** DATA PROVIDED follows **

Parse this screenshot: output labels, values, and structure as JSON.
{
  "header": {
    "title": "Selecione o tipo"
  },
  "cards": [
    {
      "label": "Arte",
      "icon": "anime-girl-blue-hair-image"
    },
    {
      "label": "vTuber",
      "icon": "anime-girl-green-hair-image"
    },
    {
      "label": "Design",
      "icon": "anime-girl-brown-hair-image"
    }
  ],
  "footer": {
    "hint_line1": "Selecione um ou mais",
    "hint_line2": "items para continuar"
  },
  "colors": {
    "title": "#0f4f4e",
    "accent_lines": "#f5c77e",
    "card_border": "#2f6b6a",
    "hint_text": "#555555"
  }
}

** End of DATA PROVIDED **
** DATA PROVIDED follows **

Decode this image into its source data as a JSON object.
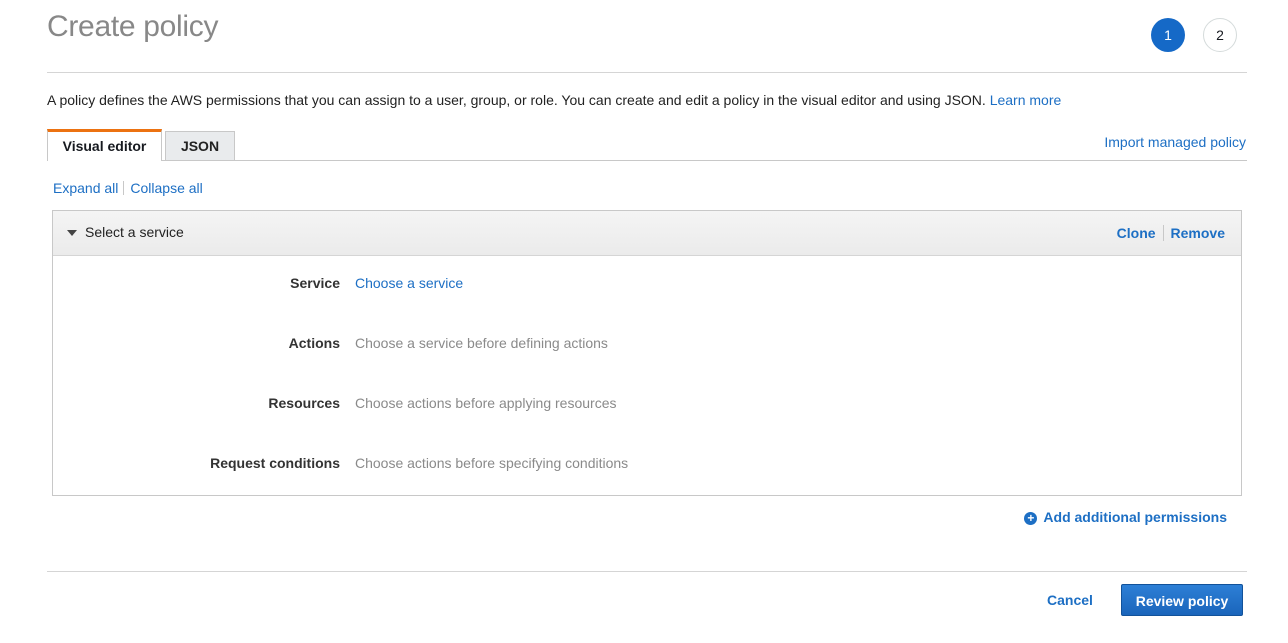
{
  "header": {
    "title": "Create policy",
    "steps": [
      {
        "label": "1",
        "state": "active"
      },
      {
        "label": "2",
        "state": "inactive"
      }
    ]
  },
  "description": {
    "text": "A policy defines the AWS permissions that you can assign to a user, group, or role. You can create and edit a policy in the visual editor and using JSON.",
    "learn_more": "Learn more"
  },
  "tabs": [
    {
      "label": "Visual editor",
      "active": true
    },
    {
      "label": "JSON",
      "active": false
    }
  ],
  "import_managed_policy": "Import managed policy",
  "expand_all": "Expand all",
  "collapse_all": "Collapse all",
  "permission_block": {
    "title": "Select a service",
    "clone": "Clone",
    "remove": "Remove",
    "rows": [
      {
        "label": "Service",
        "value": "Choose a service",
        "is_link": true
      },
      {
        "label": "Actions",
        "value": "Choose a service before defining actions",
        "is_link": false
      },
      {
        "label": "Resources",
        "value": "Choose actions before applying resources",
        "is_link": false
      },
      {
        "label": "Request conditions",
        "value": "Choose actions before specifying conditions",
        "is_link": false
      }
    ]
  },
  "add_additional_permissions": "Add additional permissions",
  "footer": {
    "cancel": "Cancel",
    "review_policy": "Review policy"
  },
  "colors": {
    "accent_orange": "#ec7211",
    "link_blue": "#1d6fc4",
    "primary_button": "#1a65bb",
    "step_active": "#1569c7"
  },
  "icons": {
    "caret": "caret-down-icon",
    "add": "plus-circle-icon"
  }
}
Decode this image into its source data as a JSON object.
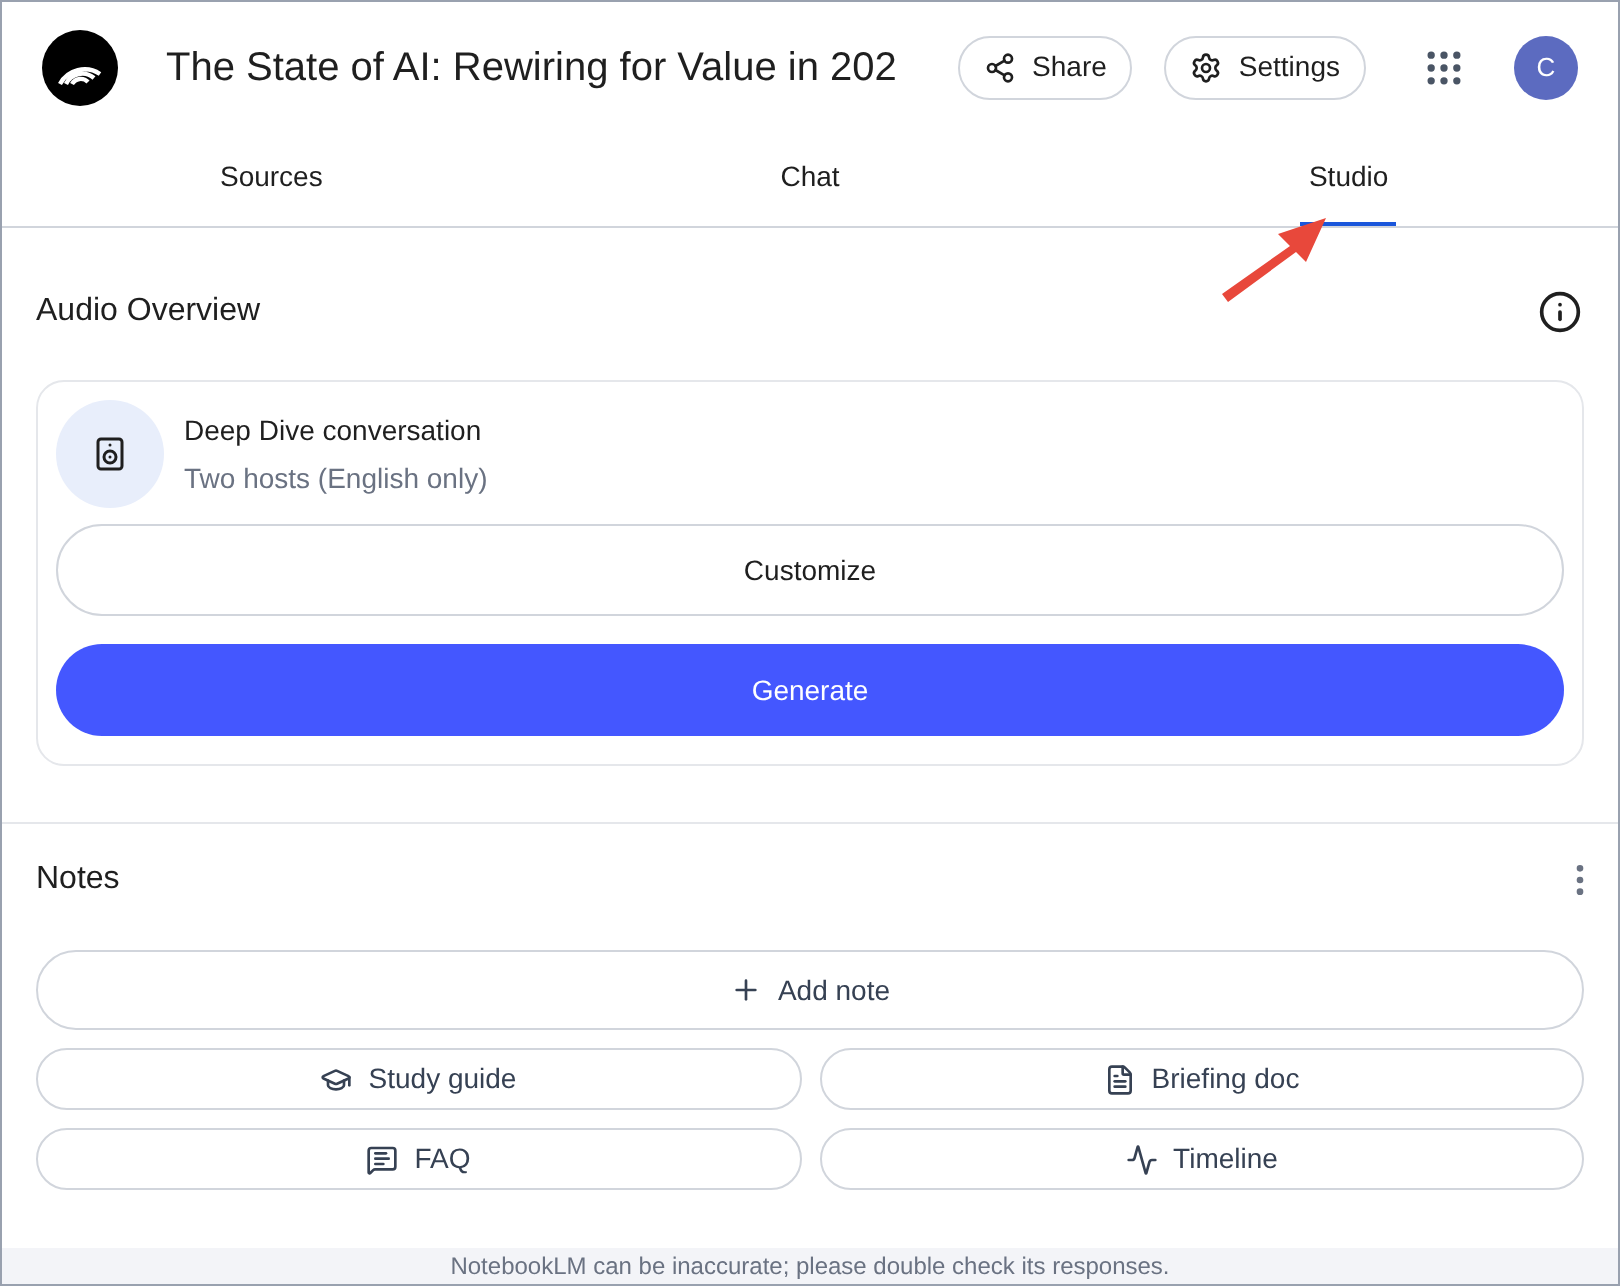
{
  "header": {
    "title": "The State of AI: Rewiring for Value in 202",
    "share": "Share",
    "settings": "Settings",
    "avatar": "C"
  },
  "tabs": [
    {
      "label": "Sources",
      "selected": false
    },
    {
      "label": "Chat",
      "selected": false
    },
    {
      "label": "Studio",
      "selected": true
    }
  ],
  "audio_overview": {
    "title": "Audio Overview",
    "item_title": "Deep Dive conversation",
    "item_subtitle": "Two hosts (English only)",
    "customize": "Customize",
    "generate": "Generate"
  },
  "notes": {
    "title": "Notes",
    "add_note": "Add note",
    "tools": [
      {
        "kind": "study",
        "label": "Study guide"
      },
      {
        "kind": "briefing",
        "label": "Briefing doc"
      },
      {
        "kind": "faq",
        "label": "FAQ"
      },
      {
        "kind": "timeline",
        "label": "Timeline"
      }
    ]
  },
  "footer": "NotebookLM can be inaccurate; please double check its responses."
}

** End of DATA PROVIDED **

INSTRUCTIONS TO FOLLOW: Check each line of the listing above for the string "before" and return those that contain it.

ANSWER TO THIS EXERCISE:
        "value": "Choose a service before defining actions",
        "value": "Choose actions before applying resources",
        "value": "Choose actions before specifying conditions",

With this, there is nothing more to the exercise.